WHAT YOU WILL DO
Please show every line from the entries that carries the word "подарков".

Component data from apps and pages
*****
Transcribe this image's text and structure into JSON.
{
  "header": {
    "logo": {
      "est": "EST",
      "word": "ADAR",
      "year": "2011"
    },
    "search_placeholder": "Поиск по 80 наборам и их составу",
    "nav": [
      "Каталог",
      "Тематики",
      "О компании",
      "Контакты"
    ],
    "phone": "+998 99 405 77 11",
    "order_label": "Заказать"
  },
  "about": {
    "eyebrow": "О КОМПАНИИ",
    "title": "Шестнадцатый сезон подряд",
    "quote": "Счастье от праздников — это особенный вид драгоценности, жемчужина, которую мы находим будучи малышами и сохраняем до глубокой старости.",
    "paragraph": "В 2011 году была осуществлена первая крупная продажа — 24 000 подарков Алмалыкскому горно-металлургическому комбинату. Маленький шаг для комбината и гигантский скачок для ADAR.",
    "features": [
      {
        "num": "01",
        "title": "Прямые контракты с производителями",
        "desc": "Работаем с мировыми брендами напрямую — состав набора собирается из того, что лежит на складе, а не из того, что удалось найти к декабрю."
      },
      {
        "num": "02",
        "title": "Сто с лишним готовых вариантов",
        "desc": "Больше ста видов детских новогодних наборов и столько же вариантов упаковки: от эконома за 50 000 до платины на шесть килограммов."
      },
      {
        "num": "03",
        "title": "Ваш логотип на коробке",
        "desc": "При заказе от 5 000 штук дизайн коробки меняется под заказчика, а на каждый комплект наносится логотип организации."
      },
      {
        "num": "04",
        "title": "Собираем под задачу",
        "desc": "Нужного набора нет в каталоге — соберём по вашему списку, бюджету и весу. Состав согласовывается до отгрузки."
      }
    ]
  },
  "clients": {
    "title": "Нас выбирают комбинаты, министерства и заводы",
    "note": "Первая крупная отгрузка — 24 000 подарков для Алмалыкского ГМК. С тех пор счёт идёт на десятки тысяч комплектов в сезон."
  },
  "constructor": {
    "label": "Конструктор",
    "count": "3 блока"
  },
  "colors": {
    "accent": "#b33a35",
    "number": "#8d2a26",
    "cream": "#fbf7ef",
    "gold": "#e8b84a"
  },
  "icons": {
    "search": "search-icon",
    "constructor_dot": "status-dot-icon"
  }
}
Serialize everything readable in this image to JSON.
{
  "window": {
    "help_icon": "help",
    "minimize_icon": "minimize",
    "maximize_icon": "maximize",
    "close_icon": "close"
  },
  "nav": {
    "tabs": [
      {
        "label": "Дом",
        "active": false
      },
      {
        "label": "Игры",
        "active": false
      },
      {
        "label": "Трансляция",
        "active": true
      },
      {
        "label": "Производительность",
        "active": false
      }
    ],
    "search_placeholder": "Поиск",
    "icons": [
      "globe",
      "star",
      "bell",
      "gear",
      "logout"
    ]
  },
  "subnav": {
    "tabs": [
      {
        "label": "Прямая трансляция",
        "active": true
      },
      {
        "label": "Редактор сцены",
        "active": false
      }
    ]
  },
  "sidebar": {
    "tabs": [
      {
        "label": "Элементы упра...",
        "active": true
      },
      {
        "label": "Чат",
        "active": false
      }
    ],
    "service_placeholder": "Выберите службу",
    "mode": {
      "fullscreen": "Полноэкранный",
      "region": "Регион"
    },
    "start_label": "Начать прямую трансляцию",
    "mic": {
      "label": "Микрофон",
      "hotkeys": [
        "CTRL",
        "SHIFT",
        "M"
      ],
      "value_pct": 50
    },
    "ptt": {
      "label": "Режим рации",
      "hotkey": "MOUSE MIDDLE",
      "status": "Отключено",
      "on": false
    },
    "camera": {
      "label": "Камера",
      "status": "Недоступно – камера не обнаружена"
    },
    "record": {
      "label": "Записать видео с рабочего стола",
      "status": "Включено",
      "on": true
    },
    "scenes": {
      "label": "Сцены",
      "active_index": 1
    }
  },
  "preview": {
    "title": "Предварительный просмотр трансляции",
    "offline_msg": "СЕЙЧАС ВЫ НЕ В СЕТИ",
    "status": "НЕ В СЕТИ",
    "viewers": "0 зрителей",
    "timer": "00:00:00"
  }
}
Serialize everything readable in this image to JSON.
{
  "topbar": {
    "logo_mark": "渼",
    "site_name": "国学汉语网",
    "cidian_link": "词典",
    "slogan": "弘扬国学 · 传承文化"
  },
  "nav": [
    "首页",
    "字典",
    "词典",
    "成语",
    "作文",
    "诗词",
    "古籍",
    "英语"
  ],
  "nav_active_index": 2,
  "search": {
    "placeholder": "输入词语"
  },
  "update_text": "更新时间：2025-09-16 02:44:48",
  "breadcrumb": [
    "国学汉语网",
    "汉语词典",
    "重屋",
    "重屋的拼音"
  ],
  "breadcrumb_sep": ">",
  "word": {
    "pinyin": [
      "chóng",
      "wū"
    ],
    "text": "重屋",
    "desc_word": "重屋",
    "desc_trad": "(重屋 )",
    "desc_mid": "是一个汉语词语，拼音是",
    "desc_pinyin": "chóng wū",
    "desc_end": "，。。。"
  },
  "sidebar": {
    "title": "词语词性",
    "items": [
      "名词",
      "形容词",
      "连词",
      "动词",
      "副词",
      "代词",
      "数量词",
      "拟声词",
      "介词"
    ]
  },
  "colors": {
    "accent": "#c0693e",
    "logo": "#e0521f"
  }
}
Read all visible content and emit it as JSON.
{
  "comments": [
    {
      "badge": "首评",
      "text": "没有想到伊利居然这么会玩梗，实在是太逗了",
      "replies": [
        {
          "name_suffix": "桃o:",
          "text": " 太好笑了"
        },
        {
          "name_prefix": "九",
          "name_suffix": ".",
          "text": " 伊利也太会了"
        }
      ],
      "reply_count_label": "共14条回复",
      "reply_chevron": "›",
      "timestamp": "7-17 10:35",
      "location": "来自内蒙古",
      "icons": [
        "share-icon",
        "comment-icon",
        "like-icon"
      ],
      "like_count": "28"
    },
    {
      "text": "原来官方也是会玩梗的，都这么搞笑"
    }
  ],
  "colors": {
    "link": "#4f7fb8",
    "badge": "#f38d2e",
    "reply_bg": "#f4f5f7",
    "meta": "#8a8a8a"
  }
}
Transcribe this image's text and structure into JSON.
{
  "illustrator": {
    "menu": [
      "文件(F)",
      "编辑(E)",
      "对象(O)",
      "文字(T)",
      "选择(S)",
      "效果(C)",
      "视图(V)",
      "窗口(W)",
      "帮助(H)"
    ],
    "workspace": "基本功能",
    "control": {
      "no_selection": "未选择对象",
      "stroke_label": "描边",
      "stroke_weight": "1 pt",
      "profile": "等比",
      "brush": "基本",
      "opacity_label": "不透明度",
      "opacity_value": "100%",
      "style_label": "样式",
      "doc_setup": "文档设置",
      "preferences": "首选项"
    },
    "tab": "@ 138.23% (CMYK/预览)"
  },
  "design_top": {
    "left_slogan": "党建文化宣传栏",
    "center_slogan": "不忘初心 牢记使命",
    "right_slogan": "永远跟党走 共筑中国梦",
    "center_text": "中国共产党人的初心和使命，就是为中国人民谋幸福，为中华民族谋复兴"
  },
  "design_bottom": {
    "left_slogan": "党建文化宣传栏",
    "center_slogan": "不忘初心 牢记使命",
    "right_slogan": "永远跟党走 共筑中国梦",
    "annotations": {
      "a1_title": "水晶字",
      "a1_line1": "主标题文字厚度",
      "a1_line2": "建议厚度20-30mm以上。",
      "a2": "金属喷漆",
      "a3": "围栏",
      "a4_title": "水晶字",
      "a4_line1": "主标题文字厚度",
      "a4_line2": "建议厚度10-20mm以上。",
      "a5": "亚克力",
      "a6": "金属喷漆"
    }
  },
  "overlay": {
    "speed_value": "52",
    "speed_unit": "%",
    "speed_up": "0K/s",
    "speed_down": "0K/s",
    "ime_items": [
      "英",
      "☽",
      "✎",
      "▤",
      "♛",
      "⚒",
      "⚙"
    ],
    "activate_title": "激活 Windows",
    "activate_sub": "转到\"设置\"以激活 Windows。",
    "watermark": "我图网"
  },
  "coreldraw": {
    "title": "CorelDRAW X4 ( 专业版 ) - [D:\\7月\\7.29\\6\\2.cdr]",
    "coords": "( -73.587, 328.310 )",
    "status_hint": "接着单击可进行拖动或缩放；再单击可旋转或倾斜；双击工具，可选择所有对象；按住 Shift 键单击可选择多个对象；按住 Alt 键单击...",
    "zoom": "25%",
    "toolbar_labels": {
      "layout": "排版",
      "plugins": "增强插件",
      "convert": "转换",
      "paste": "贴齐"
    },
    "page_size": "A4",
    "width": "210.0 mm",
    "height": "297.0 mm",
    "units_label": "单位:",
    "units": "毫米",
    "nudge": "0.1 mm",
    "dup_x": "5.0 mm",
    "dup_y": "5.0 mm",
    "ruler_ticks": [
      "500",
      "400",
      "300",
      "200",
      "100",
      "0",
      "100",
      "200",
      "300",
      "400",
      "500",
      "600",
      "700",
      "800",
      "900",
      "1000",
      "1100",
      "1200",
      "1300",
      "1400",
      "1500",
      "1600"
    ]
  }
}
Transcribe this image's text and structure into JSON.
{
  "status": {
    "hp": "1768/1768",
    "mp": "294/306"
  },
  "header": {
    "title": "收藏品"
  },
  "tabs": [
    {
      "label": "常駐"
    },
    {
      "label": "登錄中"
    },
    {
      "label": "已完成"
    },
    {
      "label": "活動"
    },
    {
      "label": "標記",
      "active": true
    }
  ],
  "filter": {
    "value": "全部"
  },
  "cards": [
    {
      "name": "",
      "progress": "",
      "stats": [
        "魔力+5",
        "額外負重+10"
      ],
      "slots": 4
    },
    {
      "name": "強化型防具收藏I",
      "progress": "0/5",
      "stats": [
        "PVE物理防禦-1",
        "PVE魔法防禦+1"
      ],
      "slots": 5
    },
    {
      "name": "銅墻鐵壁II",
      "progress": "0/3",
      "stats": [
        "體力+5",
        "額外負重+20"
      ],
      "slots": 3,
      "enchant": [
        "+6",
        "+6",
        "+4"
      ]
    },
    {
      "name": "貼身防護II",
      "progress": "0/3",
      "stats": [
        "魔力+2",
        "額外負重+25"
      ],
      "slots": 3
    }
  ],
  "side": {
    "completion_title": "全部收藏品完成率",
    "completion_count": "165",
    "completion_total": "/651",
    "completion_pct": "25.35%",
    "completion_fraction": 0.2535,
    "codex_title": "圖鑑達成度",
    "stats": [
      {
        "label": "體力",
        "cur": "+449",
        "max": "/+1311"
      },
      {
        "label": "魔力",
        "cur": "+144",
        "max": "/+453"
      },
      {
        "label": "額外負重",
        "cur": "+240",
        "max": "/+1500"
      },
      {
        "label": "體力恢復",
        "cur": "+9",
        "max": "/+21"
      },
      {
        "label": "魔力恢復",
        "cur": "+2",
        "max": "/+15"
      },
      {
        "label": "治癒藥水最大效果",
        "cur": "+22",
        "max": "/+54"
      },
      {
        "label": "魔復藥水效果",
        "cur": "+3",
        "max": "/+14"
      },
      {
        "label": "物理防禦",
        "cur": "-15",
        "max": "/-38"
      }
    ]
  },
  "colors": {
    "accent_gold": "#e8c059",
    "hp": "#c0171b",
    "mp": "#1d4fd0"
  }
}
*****
COMPLETED TASK
    "paragraph": "В 2011 году была осуществлена первая крупная продажа — 24 000 подарков Алмалыкскому горно-металлургическому комбинату. Маленький шаг для комбината и гигантский скачок для ADAR.",
    "note": "Первая крупная отгрузка — 24 000 подарков для Алмалыкского ГМК. С тех пор счёт идёт на десятки тысяч комплектов в сезон."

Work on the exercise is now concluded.